One of the characteristics of Australians who get into real estate investment is that they tend to be herd animals.
They dive into property investment when they hear or read in news media that there is a boom happening – and so they want to be part of it.
This is where the FOMO syndrome – Fear Of Missing Out – plays a major role.
But people who behave in this way are the least likely to achieve success with property investment.
And it may help to explain why most Australians who attempt property investment never get beyond one or two properties – and less than 1% create a property portfolio of five or more.
Those who make it to the 1%, the ones who develop a portfolio and achieve financial success, are the ones who behave differently to the herd.
They understand that no one ever got rich in real estate by following the herd.
The smart investors are usually doing the opposite of the herd – or, at the very least, leading the herd.
Because by the time the herd starts to stampede, the boom is already well-advanced and the best time to buy has been missed.
The smart investors, the ones who make up the 1%, think and act independently.
They conduct property research and they access the best advice available. They spend money on advice, information and mentors before committing big money to a piece of real estate.
They’re usually well ahead of the pack, which will stampede when media reports a boom is happening – which is usually a year or more after the smart investors bought in the target location.
Lately I’ve become increasingly concerned at the behaviour of herd-following investors in the Perth market.
Investors are buying too quickly, paying far too much for poor real estate – and failing to conduct proper due diligence before signing contracts.
When houses are commonly selling within a week of being put on the market, and at prices well above the asking price, then you know that buyers have lost sight of sensible processes.
That’s what’s happening in Perth at the moment.

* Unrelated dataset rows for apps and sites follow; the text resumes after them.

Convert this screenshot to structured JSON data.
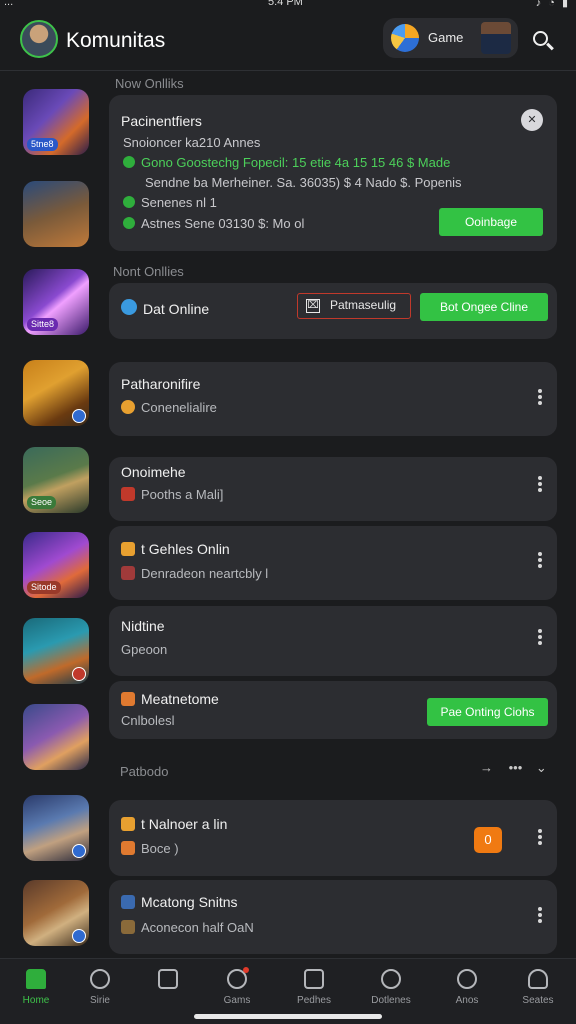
{
  "status_bar": {
    "left": "...",
    "time": "5:4 PM",
    "right": "♪ ◔ ▮"
  },
  "header": {
    "title": "Komunitas",
    "game_pill_label": "Game",
    "avatar_icon": "user-avatar",
    "search_icon": "search-icon"
  },
  "sections": {
    "first_label": "Now Onlliks",
    "second_label": "Nont Onllies",
    "third_label": "Patbodo"
  },
  "featured_card": {
    "title": "Pacinentfiers",
    "subtitle": "Snoioncer ka210 Annes",
    "lines": [
      "Gono Goostechg Fopecil: 15 etie  4a 15 15 46 $ Made",
      "Sendne ba Merheiner. Sa. 36035) $ 4 Nado $. Popenis",
      "Senenes nl 1",
      "Astnes Sene 03130 $: Mo ol"
    ],
    "button_label": "Ooinbage",
    "close_icon": "star-close-icon"
  },
  "online_row": {
    "label": "Dat Online",
    "outline_button": "Patmaseulig",
    "green_button": "Bot Ongee Cline"
  },
  "list_items": [
    {
      "title": "Patharonifire",
      "subtitle": "Conenelialire",
      "sub_icon_color": "#e8a030"
    },
    {
      "title": "Onoimehe",
      "subtitle": "Pooths a Mali]",
      "sub_icon_color": "#c0392b"
    },
    {
      "title": "t Gehles Onlin",
      "subtitle": "Denradeon neartcbly l",
      "sub_icon_color": "#a03a3a"
    },
    {
      "title": "Nidtine",
      "subtitle": "Gpeoon",
      "sub_icon_color": ""
    },
    {
      "title": "Meatnetome",
      "subtitle": "Cnlbolesl",
      "sub_icon_color": "",
      "button": "Pae Onting Ciohs"
    },
    {
      "title": "t Nalnoer a lin",
      "subtitle": "Boce )",
      "sub_icon_color": "#e07a30",
      "badge": "0"
    },
    {
      "title": "Mcatong Snitns",
      "subtitle": "Aconecon half OaN",
      "sub_icon_color": "#3a6ab0"
    }
  ],
  "thumb_badges": [
    "5tne8",
    "",
    "Sitte8",
    "",
    "Seoe",
    "Sitode",
    "",
    "",
    "",
    ""
  ],
  "bottom_nav": [
    {
      "label": "Home",
      "active": true
    },
    {
      "label": "Sirie",
      "active": false
    },
    {
      "label": "",
      "active": false
    },
    {
      "label": "Gams",
      "active": false,
      "dot": true
    },
    {
      "label": "Pedhes",
      "active": false
    },
    {
      "label": "Dotlenes",
      "active": false
    },
    {
      "label": "Anos",
      "active": false
    },
    {
      "label": "Seates",
      "active": false
    }
  ],
  "colors": {
    "accent_green": "#33c244",
    "background": "#1b1c1e",
    "card": "#2c2d31",
    "badge_orange": "#f07a12"
  }
}
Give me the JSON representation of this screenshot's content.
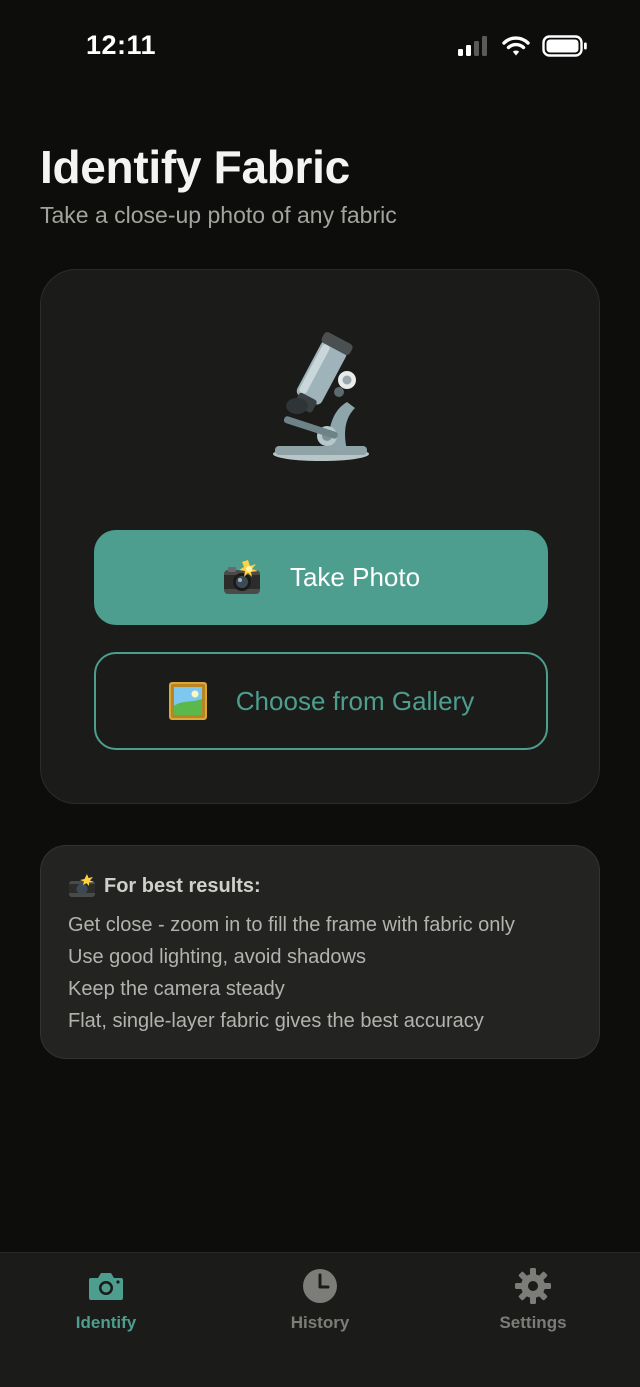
{
  "status_bar": {
    "time": "12:11",
    "icons": [
      "cellular-signal-icon",
      "wifi-icon",
      "battery-icon"
    ]
  },
  "header": {
    "title": "Identify Fabric",
    "subtitle": "Take a close-up photo of any fabric"
  },
  "main_card": {
    "illustration": "microscope-icon",
    "take_photo_label": "Take Photo",
    "take_photo_icon": "camera-flash-icon",
    "gallery_label": "Choose from Gallery",
    "gallery_icon": "framed-picture-icon"
  },
  "tips": {
    "icon": "camera-flash-icon",
    "title": "For best results:",
    "items": [
      "Get close - zoom in to fill the frame with fabric only",
      "Use good lighting, avoid shadows",
      "Keep the camera steady",
      "Flat, single-layer fabric gives the best accuracy"
    ]
  },
  "tab_bar": {
    "items": [
      {
        "label": "Identify",
        "icon": "camera-icon",
        "active": true
      },
      {
        "label": "History",
        "icon": "clock-icon",
        "active": false
      },
      {
        "label": "Settings",
        "icon": "gear-icon",
        "active": false
      }
    ]
  },
  "colors": {
    "background": "#0d0d0c",
    "card": "#1b1b19",
    "accent": "#4d9e8f",
    "inactive_tab": "#7c7c78"
  }
}
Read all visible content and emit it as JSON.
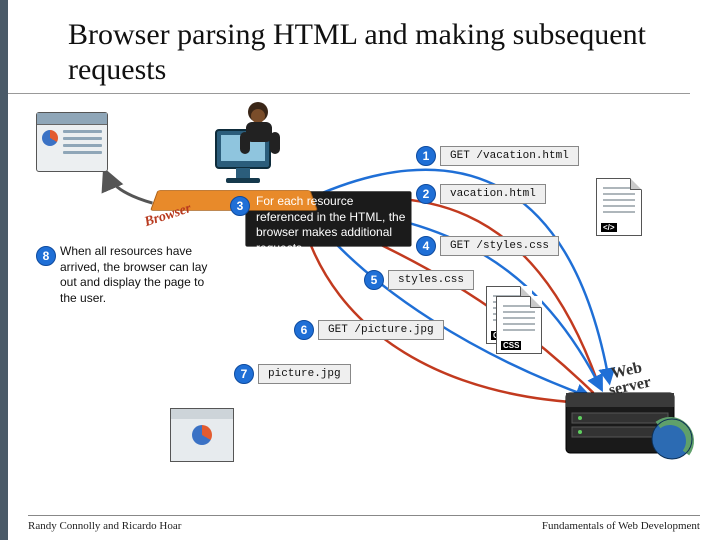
{
  "title": "Browser parsing HTML and making subsequent requests",
  "labels": {
    "browser": "Browser",
    "web_server_l1": "Web",
    "web_server_l2": "server"
  },
  "steps": {
    "s1": {
      "num": "1",
      "msg": "GET /vacation.html"
    },
    "s2": {
      "num": "2",
      "msg": "vacation.html"
    },
    "s3": {
      "num": "3",
      "text": "For each resource referenced in the HTML, the browser makes additional requests."
    },
    "s4": {
      "num": "4",
      "msg": "GET /styles.css"
    },
    "s5": {
      "num": "5",
      "msg": "styles.css"
    },
    "s6": {
      "num": "6",
      "msg": "GET /picture.jpg"
    },
    "s7": {
      "num": "7",
      "msg": "picture.jpg"
    },
    "s8": {
      "num": "8",
      "text": "When all resources have arrived, the browser can lay out and display the page to the user."
    }
  },
  "doc_tags": {
    "html": "</>",
    "css": "CSS"
  },
  "footer": {
    "left": "Randy Connolly and Ricardo Hoar",
    "right": "Fundamentals of Web Development"
  }
}
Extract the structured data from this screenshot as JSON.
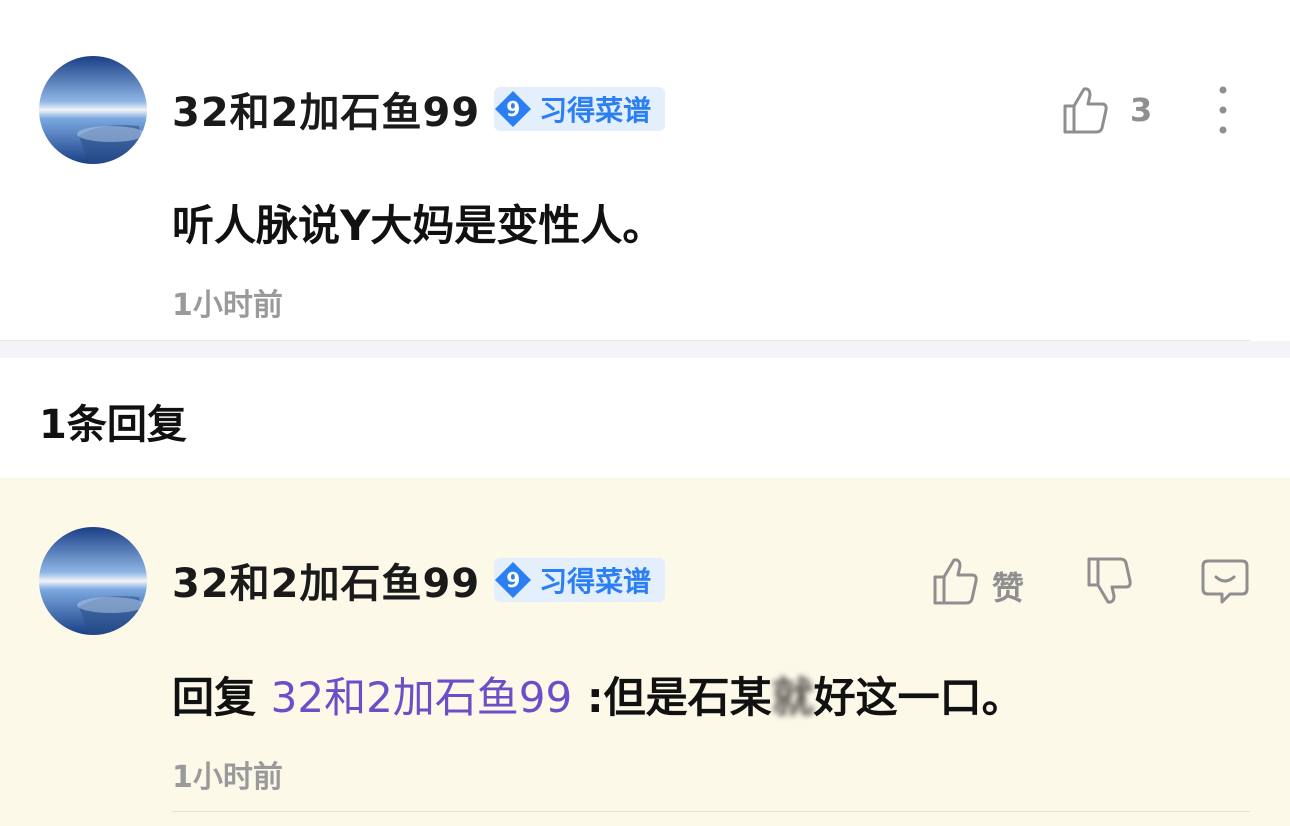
{
  "main_comment": {
    "username": "32和2加石鱼99",
    "badge_level": "9",
    "badge_text": "习得菜谱",
    "content": "听人脉说Y大妈是变性人。",
    "time": "1小时前",
    "like_count": "3"
  },
  "reply_section": {
    "count_label": "1条回复"
  },
  "reply": {
    "username": "32和2加石鱼99",
    "badge_level": "9",
    "badge_text": "习得菜谱",
    "prefix": "回复 ",
    "reply_to": "32和2加石鱼99",
    "text_before_blur": " :但是石某",
    "blurred_text": "就",
    "text_after_blur": "好这一口。",
    "time": "1小时前",
    "like_label": "赞"
  },
  "colors": {
    "badge_bg": "#e3effd",
    "badge_accent": "#2b7ff2",
    "reply_bg": "#fcf9e9",
    "mention": "#6a4fc8",
    "muted": "#9a9a9a"
  },
  "icons": [
    "thumbs-up-icon",
    "thumbs-down-icon",
    "more-vertical-icon",
    "comment-reply-icon"
  ]
}
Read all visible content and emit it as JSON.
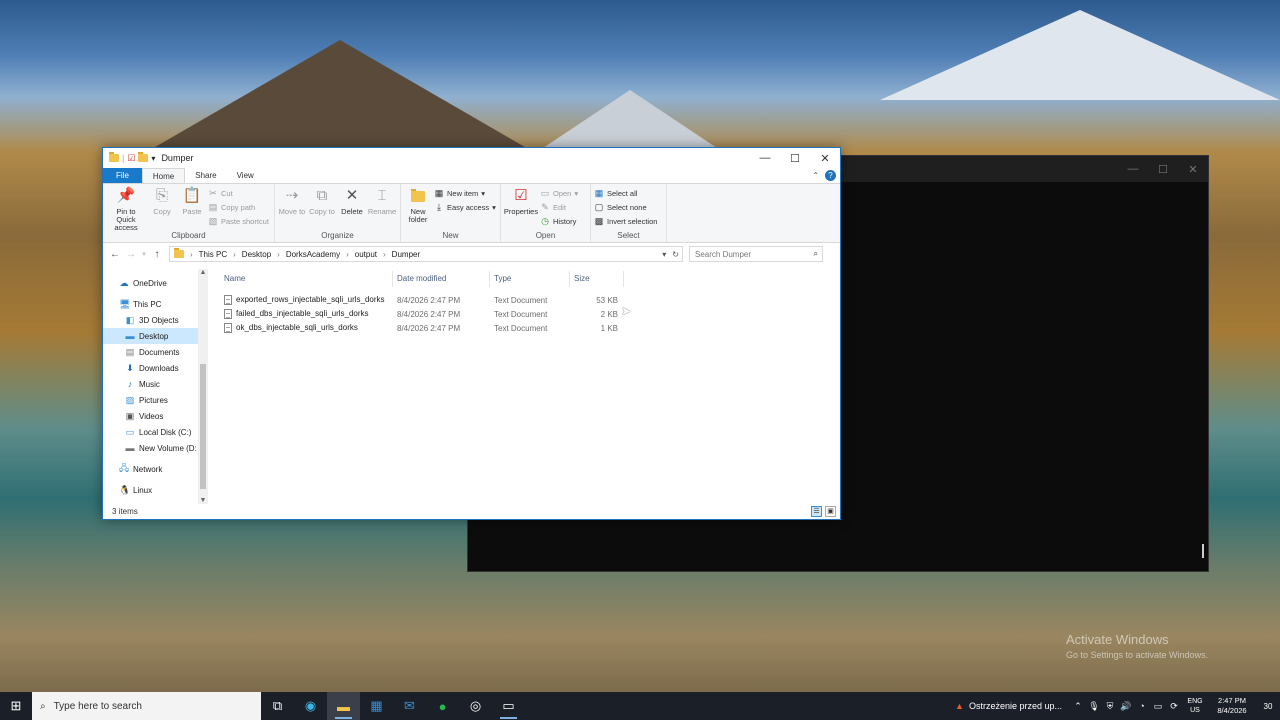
{
  "watermark": {
    "title": "Activate Windows",
    "subtitle": "Go to Settings to activate Windows."
  },
  "explorer": {
    "title": "Dumper",
    "window_controls": {
      "minimize": "—",
      "maximize": "☐",
      "close": "✕"
    },
    "ribbon_tabs": [
      "File",
      "Home",
      "Share",
      "View"
    ],
    "ribbon": {
      "clipboard": {
        "label": "Clipboard",
        "pin": "Pin to Quick access",
        "copy": "Copy",
        "paste": "Paste",
        "cut": "Cut",
        "copy_path": "Copy path",
        "paste_shortcut": "Paste shortcut"
      },
      "organize": {
        "label": "Organize",
        "move_to": "Move to",
        "copy_to": "Copy to",
        "delete": "Delete",
        "rename": "Rename"
      },
      "new": {
        "label": "New",
        "new_folder": "New folder",
        "new_item": "New item",
        "easy_access": "Easy access"
      },
      "open": {
        "label": "Open",
        "properties": "Properties",
        "open": "Open",
        "edit": "Edit",
        "history": "History"
      },
      "select": {
        "label": "Select",
        "select_all": "Select all",
        "select_none": "Select none",
        "invert": "Invert selection"
      }
    },
    "breadcrumb": [
      "This PC",
      "Desktop",
      "DorksAcademy",
      "output",
      "Dumper"
    ],
    "search_placeholder": "Search Dumper",
    "nav_pane": {
      "onedrive": "OneDrive",
      "this_pc": "This PC",
      "items": [
        "3D Objects",
        "Desktop",
        "Documents",
        "Downloads",
        "Music",
        "Pictures",
        "Videos",
        "Local Disk (C:)",
        "New Volume (D:"
      ],
      "network": "Network",
      "linux": "Linux"
    },
    "columns": {
      "name": "Name",
      "date": "Date modified",
      "type": "Type",
      "size": "Size"
    },
    "files": [
      {
        "name": "exported_rows_injectable_sqli_urls_dorks",
        "date": "8/4/2026 2:47 PM",
        "type": "Text Document",
        "size": "53 KB"
      },
      {
        "name": "failed_dbs_injectable_sqli_urls_dorks",
        "date": "8/4/2026 2:47 PM",
        "type": "Text Document",
        "size": "2 KB"
      },
      {
        "name": "ok_dbs_injectable_sqli_urls_dorks",
        "date": "8/4/2026 2:47 PM",
        "type": "Text Document",
        "size": "1 KB"
      }
    ],
    "status": "3 items"
  },
  "taskbar": {
    "search_placeholder": "Type here to search",
    "notification_app": "Ostrzeżenie przed up...",
    "lang": {
      "line1": "ENG",
      "line2": "US"
    },
    "clock": {
      "time": "2:47 PM",
      "date": "8/4/2026"
    },
    "action_count": "30"
  }
}
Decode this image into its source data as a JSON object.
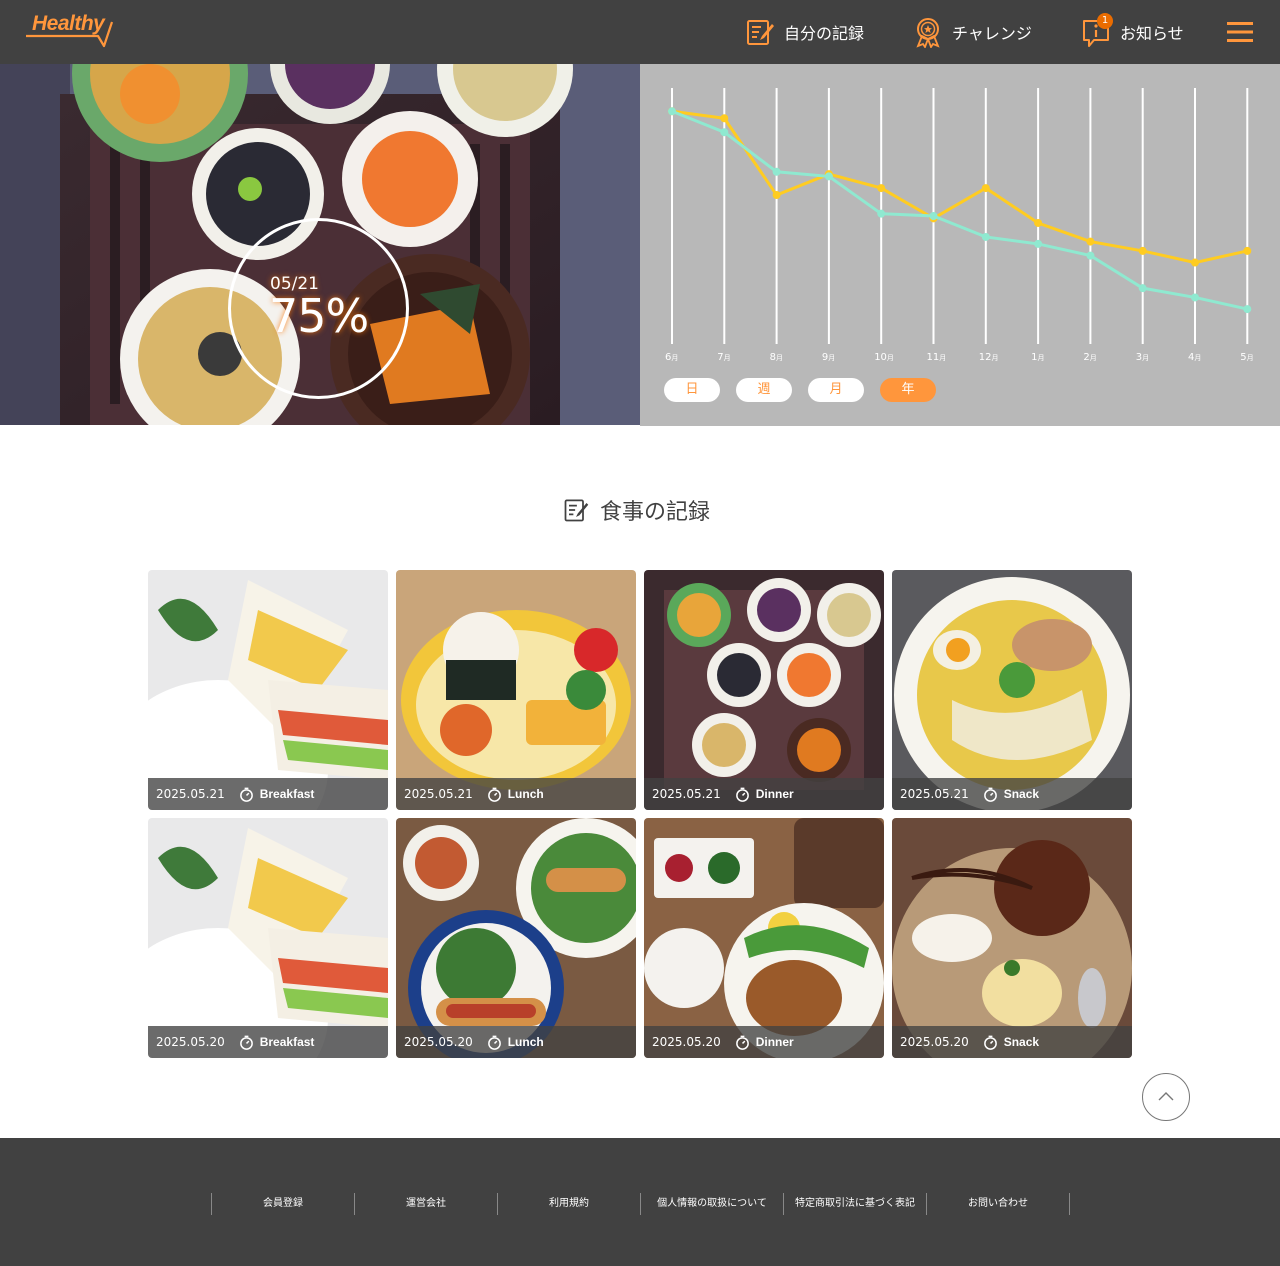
{
  "header": {
    "logo": "Healthy",
    "nav": [
      {
        "label": "自分の記録",
        "icon": "memo-icon"
      },
      {
        "label": "チャレンジ",
        "icon": "medal-icon"
      },
      {
        "label": "お知らせ",
        "icon": "info-icon",
        "badge": "1"
      }
    ],
    "menu_icon": "hamburger-icon"
  },
  "hero": {
    "date": "05/21",
    "percent": "75%",
    "achievement_rate": 0.75
  },
  "chart_data": {
    "type": "line",
    "categories": [
      "6",
      "7",
      "8",
      "9",
      "10",
      "11",
      "12",
      "1",
      "2",
      "3",
      "4",
      "5"
    ],
    "month_unit": "月",
    "series": [
      {
        "color": "#FFCC21",
        "values": [
          100,
          97,
          64,
          73,
          67,
          54,
          67,
          52,
          44,
          40,
          35,
          40
        ]
      },
      {
        "color": "#8FE9D0",
        "values": [
          100,
          91,
          74,
          72,
          56,
          55,
          46,
          43,
          38,
          24,
          20,
          15
        ]
      }
    ],
    "ylim": [
      0,
      110
    ],
    "grid": "vertical",
    "legend": "none"
  },
  "range_buttons": [
    "日",
    "週",
    "月",
    "年"
  ],
  "range_selected": "年",
  "meals_section": {
    "title": "食事の記録",
    "icon": "memo-icon"
  },
  "meals": [
    {
      "date": "2025.05.21",
      "meal": "Breakfast",
      "kind": "sandwich"
    },
    {
      "date": "2025.05.21",
      "meal": "Lunch",
      "kind": "bento"
    },
    {
      "date": "2025.05.21",
      "meal": "Dinner",
      "kind": "dishes"
    },
    {
      "date": "2025.05.21",
      "meal": "Snack",
      "kind": "ramen"
    },
    {
      "date": "2025.05.20",
      "meal": "Breakfast",
      "kind": "sandwich"
    },
    {
      "date": "2025.05.20",
      "meal": "Lunch",
      "kind": "hotdog"
    },
    {
      "date": "2025.05.20",
      "meal": "Dinner",
      "kind": "chicken"
    },
    {
      "date": "2025.05.20",
      "meal": "Snack",
      "kind": "cake"
    }
  ],
  "colors": {
    "header_bg": "#414141",
    "accent": "#FF963C",
    "chart_bg": "#B8B8B8",
    "line_yellow": "#FFCC21",
    "line_mint": "#8FE9D0"
  },
  "footer": {
    "links": [
      "会員登録",
      "運営会社",
      "利用規約",
      "個人情報の取扱について",
      "特定商取引法に基づく表記",
      "お問い合わせ"
    ]
  }
}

Investors are buying anything they can get their hands on, paying more than the property’s value and failing to do basic due diligence like building and pest inspections.
Some of these investors will end up with dud properties with expensive problems and they will seriously regret their actions.
It’s a classic case of buy in haste and repent at leisure.
Don’t get me wrong: I’m not saying “Don’t buy Perth”.
I’m saying: “If you’re buying in Perth, do so with the same due diligence you would apply anywhere else.”
The reality is that the Perth market has been rising strongly for three years. Those buying with undue haste right now are buying with the attitude that they can buy any property in any location at any price and still make big money.
This is not sensible investing.
Perth is undoubtedly one of the nation’s leading markets on price growth but that doesn’t mean that you can jump into this market recklessly and buy anything you can get your hands on at any price.
You still need to choose your suburb well, based on sound research principles, and you still need to choose the individual property with appropriate care and attention.
This is where the resources provided by hotspotting.com.au can make a huge difference.
Our new Top 5 Perth and WA Hotspots report suggests locations with good credentials for ongoing capital growth and also some regional alternatives that we think are worth considering.
Anyone with a hotspotting Membership, including the most affordable, the Hotspotters membership, can access the website’s research portal where you can conduct thorough research on suburbs and also on individual properties.
The resources include valuation estimates for individual properties, so you can ensure you’re not paying too much for the home you’re considering.
It’s so important that, even in a frenzied boom, you buy the right property in the best location at a reasonable price.
I urge everyone to ensure that they’re making buying decisions in Perth – and elsewhere – based on thorough research and due diligence, not the FOMO syndrome.